In a statement issued late Thursday, the college said that it had received more than 500 comments on the subject and that “the overwhelming message we have received has been in support of the statue remaining in place, for a variety of reasons.”
“Following careful consideration,” the statement continued, “the college’s Governing Body has decided that the statue should remain in place, and that the college will seek to provide a clear historical context to explain why it is there.”
The decision represents a defeat for a group of students who had sought to follow the example of their counterparts at the University of Cape Town, who last year achieved the removal of a statue of Rhodes.
The petition and protest in Oxford had provoked an intense discussion about whether Britain’ s colonial past should be judged by contemporary standards, and whether Rhodes should be remembered more as a ruthless colonialist or as a benefactor.
The dispute was characterized on one side as an exercise in political correctness and a desire to erase history, and on the other as a test of the university’s willingness to acknowledge the sensitivities and values of minority students.

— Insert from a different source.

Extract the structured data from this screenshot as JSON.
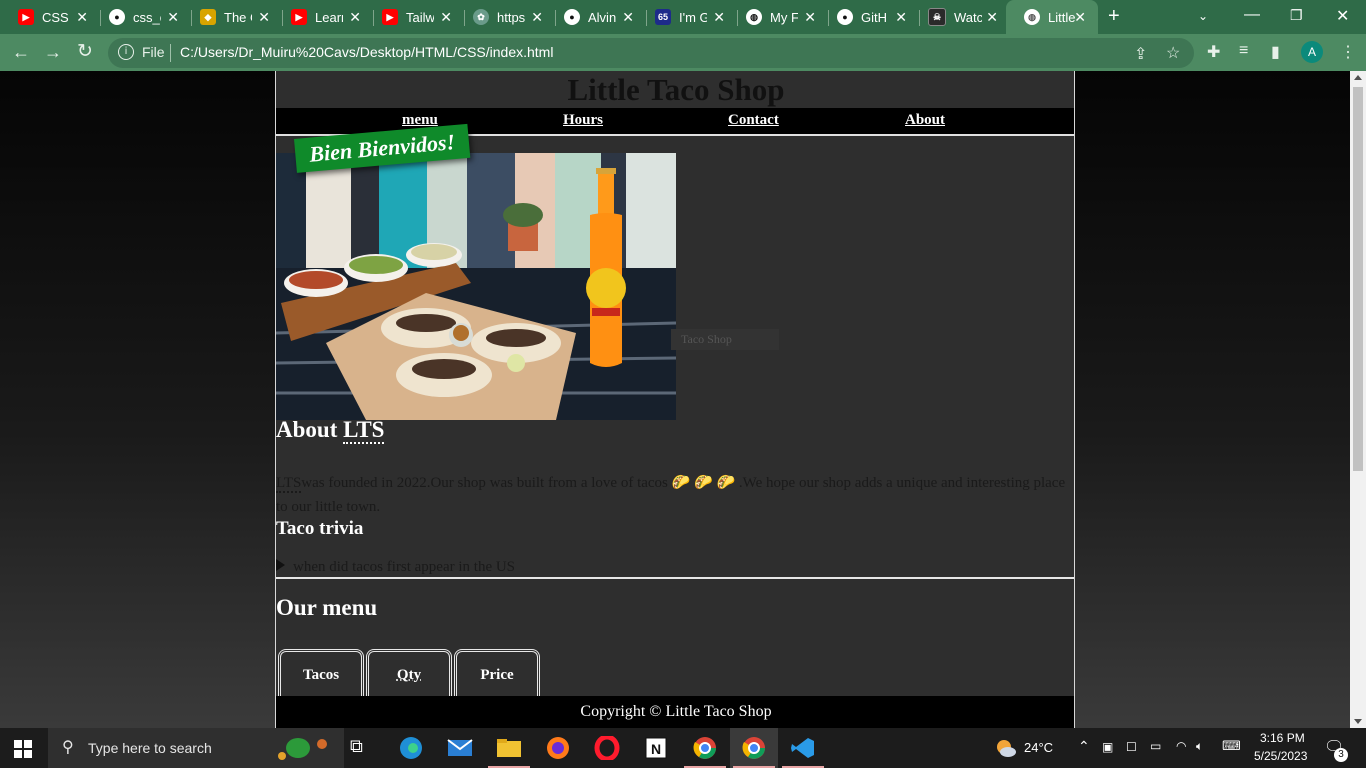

Rhodes died in 1902, and his educational legacy includes a prestigious scholarship that bears his name. About 8,000 Rhodes scholars — including a former Australian prime minister, Tony Abbott, who said removing the statue would be an act of “moral vanity,” and former President Bill Clinton — have studied at Oxford thanks to the program set up with money left by Rhodes.
On Friday, the British newspaper The Daily Telegraph reported that a leaked copy of a report prepared for the governors said that wealthy alumni were angered by the “shame and embarrassment” brought on the college by efforts to take down the statue, and that donations were at stake.
The college now fears that a proposed gift of 100 million pounds, or $143 million, “to be left in the will of one donor — is now in jeopardy,” the newspaper reported.
The group behind the campaign to remove monuments to Rhodes reacted angrily to the college’s announcement, describing it as “outrageous, dishonest and cynical.”
“This is not over,” the group, Rhodes Must Fall in Oxford, said on its Facebook page. “We will be redoubling our efforts and meeting over the weekend to discuss our next actions,” it said, adding that “the struggle continues!”
Last year, Brian Kwoba, a doctoral student, told the newspaper The Independent that Rhodes was responsible for “stealing land, massacring tens of thousands of black Africans, imposing a regime of unspeakable labor exploitation in the diamond mines and devising pro-apartheid policies.”
But R. W. Johnson, an author who is an emeritus fellow of Magdalen College at Oxford, compared the campaign to remove the monument to what Al Qaeda and the Islamic State “are doing in places like Mali when destroying statues.”“The significance of taking down the statue is simple,” he added. “Cecil Rhodes is the Hitler of southern Africa. Would anyone countenance a statue to Hitler?”
“They are destroying historical artifacts and defacing them,” he toldThe Daily Telegraph. “I think you have got to respect history. In addition, there are many people in history that are far worse than Rhodes.”
Born in 1853, Rhodes attended Oriel College in the 1870s before founding the De Beers diamond empire in South Africa, where he rose to be prime minister of what was then the Cape Colony, from 1890 to 1896.
Rhodesia, now Zimbabwe, was named after Rhodes, but he was also known for beginning racial segregation in southern Africa and for his belief in the superiority of the Anglo-Saxon race.
This month, Oxford University’s vice chancellor, Louise Richardson, told The Financial Times that the discussion was “a distraction from the much bigger issues.”
“What’s positive about this whole Rhodes Must Fall movement is that it’s drawing attention to our history,” she said. “We need to confront our history. We can’t pretend it didn’t happen, and I think if this encourages students to go to the Bodleian and look at the archives of the Rhodes period, there are some fabulous archives there both about colonialism and about the contemporary anti-Rhodes movement when he was alive.”